Sending A Reference Tone To Camera

This article will help you understand about reference tone and a loom cable that is often used as a hardwired link from an external mixer/recorder to a camera.

Why do we use a reference tone?

A reference tone is for calibration purposes. We need to know that our meters on our mixer will be exactly the same on the camera, no use distorting audio that you are sending to camera. This is where the 1kHz reference tone would be used.

What level should I set my reference tone too?

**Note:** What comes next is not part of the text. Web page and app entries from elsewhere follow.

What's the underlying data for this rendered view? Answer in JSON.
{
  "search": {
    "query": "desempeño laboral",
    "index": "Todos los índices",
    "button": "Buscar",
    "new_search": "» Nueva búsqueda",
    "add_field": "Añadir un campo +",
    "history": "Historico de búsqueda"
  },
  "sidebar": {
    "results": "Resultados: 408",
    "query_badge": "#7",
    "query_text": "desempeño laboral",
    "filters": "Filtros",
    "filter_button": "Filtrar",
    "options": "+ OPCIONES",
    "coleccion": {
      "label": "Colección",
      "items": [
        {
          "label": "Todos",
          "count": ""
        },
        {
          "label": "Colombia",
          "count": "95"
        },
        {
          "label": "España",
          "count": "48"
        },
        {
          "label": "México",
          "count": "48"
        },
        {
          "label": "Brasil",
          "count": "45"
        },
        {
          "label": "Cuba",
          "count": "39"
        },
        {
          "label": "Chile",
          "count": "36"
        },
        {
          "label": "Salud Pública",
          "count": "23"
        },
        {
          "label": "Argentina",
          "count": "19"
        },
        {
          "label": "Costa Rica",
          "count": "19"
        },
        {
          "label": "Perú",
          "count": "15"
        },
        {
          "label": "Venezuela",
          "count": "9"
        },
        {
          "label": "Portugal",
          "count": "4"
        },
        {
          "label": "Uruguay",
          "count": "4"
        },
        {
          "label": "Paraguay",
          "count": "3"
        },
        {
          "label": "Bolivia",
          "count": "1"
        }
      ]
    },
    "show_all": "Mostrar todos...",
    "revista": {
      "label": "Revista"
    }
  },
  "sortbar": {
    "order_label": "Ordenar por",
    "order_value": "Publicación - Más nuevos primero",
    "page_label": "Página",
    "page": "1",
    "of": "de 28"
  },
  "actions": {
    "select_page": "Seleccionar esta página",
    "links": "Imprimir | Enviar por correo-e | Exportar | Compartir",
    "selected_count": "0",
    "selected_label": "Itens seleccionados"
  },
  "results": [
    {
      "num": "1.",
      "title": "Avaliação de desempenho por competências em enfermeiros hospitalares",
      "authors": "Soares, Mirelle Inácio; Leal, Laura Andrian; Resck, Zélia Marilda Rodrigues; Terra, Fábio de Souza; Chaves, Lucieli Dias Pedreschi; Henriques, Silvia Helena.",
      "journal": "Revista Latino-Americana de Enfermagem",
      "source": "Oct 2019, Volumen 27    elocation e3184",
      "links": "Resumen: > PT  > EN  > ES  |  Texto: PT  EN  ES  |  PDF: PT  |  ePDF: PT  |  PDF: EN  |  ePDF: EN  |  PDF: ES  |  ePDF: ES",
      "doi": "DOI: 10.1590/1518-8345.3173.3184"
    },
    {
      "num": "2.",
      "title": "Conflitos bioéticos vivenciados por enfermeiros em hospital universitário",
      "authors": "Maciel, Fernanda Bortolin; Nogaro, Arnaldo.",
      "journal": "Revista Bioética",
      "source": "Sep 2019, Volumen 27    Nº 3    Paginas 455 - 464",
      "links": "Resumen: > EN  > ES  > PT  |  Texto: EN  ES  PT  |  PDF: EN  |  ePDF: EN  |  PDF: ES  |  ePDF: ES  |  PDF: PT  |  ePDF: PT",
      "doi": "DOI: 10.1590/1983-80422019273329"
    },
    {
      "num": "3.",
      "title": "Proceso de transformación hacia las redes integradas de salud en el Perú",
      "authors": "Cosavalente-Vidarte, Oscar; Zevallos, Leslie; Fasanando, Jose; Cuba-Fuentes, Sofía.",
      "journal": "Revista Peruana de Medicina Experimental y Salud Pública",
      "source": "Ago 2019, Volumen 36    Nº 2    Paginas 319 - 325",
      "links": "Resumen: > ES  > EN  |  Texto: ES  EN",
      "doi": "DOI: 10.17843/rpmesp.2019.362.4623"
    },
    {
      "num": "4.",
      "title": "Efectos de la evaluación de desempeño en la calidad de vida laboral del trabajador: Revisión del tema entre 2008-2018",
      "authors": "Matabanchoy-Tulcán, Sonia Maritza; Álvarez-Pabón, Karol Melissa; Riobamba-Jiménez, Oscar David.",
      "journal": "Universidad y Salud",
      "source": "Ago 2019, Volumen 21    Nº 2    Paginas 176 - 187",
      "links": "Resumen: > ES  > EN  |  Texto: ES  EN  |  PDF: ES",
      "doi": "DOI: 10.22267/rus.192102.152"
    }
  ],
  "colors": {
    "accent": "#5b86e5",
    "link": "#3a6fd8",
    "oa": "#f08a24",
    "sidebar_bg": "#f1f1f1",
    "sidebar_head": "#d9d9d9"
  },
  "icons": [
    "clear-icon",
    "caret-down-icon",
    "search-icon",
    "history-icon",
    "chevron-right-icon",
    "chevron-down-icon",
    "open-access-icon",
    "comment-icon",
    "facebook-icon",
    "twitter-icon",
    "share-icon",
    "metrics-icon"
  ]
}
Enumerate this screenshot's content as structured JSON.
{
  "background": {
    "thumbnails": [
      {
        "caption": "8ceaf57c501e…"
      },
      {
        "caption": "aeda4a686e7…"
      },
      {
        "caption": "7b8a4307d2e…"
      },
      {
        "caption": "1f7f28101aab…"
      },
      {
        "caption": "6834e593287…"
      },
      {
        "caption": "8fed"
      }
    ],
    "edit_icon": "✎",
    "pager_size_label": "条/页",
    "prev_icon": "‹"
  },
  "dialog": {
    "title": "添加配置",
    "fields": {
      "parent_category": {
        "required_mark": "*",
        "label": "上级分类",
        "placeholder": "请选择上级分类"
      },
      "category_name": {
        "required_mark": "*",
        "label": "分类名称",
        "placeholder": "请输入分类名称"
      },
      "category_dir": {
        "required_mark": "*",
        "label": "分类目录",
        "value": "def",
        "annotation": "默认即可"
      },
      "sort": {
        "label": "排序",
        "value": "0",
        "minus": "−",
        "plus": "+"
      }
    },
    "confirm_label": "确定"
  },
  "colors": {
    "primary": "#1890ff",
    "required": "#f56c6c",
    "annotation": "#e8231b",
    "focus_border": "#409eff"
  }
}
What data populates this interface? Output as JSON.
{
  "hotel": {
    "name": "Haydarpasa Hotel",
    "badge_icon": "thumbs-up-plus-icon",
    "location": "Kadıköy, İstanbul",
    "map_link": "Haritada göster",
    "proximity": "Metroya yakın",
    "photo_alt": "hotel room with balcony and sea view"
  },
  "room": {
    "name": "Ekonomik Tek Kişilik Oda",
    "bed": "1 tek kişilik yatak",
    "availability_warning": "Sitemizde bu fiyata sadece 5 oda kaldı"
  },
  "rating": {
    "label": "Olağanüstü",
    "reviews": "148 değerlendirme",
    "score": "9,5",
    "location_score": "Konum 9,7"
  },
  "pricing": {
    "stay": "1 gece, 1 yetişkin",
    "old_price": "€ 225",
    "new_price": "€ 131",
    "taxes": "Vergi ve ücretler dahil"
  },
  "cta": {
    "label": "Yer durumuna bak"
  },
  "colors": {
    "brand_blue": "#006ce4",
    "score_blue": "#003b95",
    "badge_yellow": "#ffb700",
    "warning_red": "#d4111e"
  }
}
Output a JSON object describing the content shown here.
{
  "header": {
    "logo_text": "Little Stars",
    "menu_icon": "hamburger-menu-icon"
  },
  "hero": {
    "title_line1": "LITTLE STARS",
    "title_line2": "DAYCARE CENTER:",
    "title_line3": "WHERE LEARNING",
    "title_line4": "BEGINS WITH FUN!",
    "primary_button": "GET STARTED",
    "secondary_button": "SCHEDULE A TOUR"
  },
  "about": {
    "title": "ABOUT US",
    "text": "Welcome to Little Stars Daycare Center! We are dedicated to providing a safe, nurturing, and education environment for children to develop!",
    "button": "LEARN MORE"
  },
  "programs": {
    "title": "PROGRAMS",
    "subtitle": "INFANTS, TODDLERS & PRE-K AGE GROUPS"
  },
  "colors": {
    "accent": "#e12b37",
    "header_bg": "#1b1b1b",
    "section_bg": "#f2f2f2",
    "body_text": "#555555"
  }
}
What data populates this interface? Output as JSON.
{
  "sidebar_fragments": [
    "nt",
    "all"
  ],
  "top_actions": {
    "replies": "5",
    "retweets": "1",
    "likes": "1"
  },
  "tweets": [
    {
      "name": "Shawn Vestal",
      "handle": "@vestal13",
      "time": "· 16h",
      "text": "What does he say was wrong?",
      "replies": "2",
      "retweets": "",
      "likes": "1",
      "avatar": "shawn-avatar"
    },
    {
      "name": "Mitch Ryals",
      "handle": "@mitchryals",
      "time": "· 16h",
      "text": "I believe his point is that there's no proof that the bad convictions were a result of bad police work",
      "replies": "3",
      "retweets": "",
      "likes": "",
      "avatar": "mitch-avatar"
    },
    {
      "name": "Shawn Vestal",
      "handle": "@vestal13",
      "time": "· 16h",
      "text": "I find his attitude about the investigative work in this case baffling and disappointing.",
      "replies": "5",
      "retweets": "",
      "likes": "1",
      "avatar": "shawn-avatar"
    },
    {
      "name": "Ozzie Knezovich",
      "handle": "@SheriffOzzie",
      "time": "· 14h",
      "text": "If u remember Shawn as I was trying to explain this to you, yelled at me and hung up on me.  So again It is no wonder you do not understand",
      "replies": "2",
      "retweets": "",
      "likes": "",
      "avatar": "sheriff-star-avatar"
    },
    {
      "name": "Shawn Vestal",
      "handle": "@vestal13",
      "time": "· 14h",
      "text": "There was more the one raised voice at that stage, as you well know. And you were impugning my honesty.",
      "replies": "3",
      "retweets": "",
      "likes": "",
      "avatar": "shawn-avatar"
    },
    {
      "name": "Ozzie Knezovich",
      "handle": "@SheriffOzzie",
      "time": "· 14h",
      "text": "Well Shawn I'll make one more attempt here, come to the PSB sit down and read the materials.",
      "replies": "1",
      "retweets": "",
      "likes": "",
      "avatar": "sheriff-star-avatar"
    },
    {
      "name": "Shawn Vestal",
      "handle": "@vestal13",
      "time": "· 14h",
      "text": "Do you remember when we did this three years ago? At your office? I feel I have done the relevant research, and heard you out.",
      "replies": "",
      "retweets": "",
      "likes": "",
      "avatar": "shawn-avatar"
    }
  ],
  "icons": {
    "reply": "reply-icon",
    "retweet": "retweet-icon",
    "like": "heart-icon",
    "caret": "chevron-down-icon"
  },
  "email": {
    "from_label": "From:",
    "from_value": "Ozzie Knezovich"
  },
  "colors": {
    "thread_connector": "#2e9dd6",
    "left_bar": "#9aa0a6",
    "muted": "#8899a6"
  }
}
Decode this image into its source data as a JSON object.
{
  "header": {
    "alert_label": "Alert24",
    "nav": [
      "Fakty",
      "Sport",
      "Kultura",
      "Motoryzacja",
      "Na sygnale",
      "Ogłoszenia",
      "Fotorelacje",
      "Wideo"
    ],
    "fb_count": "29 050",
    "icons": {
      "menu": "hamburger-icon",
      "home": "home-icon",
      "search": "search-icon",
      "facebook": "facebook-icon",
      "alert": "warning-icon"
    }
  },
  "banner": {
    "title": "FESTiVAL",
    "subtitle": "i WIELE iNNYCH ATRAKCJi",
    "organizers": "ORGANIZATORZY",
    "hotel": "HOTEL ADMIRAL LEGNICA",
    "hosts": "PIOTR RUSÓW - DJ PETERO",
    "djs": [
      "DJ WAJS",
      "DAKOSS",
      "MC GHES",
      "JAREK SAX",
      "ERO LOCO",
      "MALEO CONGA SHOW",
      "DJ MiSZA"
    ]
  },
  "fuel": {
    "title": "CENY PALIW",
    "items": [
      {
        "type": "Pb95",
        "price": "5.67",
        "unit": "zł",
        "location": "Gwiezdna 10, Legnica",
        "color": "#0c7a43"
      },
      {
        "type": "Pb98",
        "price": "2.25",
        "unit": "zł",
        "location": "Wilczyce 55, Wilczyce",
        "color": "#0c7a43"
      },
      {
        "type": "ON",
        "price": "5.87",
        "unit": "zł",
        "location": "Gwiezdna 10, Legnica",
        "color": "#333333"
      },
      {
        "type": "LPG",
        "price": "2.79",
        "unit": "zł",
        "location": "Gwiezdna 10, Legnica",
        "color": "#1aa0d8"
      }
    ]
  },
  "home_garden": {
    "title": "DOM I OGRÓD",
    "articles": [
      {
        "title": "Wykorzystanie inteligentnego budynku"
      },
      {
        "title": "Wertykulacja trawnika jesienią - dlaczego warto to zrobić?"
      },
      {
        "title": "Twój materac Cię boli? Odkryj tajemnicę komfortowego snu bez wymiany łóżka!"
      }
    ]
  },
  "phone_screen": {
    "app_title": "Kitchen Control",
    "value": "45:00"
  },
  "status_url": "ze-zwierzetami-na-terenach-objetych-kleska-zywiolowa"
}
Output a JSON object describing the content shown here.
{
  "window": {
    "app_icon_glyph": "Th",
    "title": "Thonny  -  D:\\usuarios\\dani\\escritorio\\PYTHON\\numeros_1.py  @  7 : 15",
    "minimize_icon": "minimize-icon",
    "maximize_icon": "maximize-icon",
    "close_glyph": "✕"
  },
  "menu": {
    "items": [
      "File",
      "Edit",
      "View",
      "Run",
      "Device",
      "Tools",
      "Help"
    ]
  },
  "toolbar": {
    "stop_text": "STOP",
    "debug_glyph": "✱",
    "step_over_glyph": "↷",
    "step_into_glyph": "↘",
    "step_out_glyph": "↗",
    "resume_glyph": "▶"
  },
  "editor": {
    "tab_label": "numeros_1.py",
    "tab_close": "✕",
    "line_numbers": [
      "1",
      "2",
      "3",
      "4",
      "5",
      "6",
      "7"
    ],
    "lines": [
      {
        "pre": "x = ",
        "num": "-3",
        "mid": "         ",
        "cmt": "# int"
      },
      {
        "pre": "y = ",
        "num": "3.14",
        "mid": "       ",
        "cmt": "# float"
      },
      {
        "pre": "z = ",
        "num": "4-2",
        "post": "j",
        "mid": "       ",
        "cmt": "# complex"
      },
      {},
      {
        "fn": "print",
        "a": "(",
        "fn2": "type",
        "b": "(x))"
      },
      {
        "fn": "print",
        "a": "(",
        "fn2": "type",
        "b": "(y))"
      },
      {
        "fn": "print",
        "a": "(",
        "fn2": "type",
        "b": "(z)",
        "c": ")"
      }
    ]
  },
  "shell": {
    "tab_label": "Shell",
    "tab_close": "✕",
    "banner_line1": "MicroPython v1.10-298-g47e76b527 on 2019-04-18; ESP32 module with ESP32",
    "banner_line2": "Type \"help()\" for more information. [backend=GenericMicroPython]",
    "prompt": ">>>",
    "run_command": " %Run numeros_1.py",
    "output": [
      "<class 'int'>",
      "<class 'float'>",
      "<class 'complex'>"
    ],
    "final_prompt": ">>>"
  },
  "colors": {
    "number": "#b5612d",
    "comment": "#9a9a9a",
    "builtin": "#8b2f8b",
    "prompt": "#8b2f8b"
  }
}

Reference tones on mixers play out at -20dB as a standard on all mixers (-18dB is another UK standard) So you will need to set the camera levels so the tone plays out at -20 on there too. Then you will be calibrated and the meters will mimic each other.

Make sure that if you are sending a left mix and a right mix that you know the camera is recording both inputs, in the video below is how I setup my recorder to send tone to the C300.

What is a 'Loom' Cable?

The loom cable is a big thick cable carrying several cables in 1. Lets look at the various parts of it:

Mixer Tails - (connectors that are for connecting to the mixer, the term 'Tails' are used because all the connectors lead to one main cable)

The Loom - (the big thick cable)

Camera Tails - similar to the mixer cables but with connectors for cameras

Sound Devices tails - reference tone
Sound Devices 663 Tails - 10pin to 2x TA3F and 3.5mm Jack
Sound Devices 663 Tails - 10pin to 2x TA3F and 3.5mm Jack
10pin Loom Extension
10pin Loom Extension
10pin Loom With 5pin Lemo
10pin Loom With 5pin Lemo
10pin Loom Connector to 2xXLRM + 3.5mm right angled + BNC
10pin Loom Connector to 2xXLRM + 3.5mm right angled + BNC